Cert: 15. BBC Worldwide
Steve Pemberton, Reece Shearsmith, Rory Kinnear, Monica Dolan, Kevin Eldon, Emilia Fox, Bill Paterson, Sian Gibson, Noel Clarke, Nicola Walker, Nigel Planer, Helen Monks
Four years after the series launched with the hilarious but increasingly sinister wardrobe-based adventure, Sardines, former League of Gentlemen Steve Pemberton and Reece Shearsmith continue to astound with six more often funny, frequently sinister half-hour comedy dramas. As before, all are linked by the fact they involve the number 9 in some way.
Despite the fact its story-line incorporates murder, adultery and suicide, the first episode Zanzibar is positively cheery by Inside No. 9 standards, a breathtaking, star-studded hotel-based farce with strong Shakespearean overtones. The whole thing is written entirely in iambic pentameter and is quite, quite brilliant.
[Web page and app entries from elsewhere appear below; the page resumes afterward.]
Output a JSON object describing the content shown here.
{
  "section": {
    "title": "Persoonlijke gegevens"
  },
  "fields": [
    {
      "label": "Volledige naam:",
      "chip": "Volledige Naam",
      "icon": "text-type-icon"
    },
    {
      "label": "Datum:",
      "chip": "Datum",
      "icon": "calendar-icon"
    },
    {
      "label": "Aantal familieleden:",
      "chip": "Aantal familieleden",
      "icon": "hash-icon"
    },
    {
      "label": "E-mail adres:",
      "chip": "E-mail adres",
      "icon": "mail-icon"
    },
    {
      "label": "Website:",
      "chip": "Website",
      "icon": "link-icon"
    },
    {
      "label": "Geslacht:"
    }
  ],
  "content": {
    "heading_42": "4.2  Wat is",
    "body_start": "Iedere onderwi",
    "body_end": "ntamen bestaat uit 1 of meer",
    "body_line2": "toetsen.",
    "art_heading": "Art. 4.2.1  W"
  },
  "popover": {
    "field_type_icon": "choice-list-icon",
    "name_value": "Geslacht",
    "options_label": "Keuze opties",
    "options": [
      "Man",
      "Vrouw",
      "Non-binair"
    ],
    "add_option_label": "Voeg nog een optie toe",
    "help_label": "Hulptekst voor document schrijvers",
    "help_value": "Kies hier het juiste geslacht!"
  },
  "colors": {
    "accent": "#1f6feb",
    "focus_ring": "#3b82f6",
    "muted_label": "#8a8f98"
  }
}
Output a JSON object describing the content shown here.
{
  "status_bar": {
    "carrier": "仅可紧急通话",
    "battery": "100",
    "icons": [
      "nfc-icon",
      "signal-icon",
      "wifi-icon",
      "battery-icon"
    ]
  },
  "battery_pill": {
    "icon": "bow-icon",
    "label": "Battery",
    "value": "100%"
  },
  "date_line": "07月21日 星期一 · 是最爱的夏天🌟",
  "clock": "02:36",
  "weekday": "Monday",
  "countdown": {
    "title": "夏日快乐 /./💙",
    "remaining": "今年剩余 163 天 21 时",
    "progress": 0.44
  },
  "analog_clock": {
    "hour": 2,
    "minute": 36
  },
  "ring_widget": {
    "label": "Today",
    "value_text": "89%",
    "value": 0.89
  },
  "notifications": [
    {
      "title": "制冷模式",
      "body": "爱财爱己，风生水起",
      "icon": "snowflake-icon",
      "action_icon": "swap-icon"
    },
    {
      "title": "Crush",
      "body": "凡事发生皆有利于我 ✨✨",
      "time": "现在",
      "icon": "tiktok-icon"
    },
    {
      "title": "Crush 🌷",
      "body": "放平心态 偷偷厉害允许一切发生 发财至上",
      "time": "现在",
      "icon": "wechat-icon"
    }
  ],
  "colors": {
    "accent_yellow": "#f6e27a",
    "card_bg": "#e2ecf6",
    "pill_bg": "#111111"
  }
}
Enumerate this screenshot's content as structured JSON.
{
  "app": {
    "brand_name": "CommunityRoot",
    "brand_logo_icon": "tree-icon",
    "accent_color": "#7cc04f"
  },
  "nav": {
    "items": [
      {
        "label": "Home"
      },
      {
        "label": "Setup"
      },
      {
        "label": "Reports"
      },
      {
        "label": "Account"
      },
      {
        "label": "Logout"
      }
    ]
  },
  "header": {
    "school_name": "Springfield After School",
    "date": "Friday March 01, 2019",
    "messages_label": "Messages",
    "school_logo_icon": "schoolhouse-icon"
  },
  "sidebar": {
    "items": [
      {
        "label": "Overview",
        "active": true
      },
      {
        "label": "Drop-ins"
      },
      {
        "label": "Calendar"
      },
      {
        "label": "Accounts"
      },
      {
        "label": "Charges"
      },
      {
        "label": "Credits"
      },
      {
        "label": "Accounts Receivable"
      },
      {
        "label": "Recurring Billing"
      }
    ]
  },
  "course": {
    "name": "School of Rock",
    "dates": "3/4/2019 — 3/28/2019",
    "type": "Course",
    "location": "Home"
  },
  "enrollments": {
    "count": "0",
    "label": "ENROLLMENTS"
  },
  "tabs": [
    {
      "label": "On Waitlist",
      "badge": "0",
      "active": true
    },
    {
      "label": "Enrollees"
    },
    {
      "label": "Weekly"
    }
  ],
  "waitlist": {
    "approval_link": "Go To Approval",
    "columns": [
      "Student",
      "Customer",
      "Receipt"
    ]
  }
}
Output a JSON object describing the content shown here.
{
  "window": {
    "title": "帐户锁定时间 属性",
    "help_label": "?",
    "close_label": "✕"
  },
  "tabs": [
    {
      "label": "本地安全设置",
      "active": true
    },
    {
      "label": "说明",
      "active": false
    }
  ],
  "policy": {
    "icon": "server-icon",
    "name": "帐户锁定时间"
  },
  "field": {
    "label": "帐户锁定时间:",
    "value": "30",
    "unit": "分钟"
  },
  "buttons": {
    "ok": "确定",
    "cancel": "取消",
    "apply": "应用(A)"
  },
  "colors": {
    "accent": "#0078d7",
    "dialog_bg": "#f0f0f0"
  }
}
Even so, the series highlight might actually be the second episode, Bernie Clifton’s Dressing Room. Detailing a heartbreaking and seemingly ill-advised reunion between two Eighties comedians, it manages to be both funny and desperately moving.
Like the early Christopher Nolan film Memento, the third episode, Once Removed gradually unravels its clever homicidal story-line by showing its scenes in reverse order. To Have And To Hold, meanwhile (an episode which, it must be said, rarely even tries to be funny) presents an uncomfortable portrait of an unhappy marriage. As usual, there is more going on than meets the eye.
Finally, And The Winner Is… takes a look behind the scenes at the judging process of a major TV award while Tempting Fate focuses on a clear-out following the death of a local hoarder.
These last two episodes are probably the weakest. But this is not a major criticism. Inside No.9 remains head and shoulders above virtually everything else on TV.
Reblogged this on Chris Hallam's World View.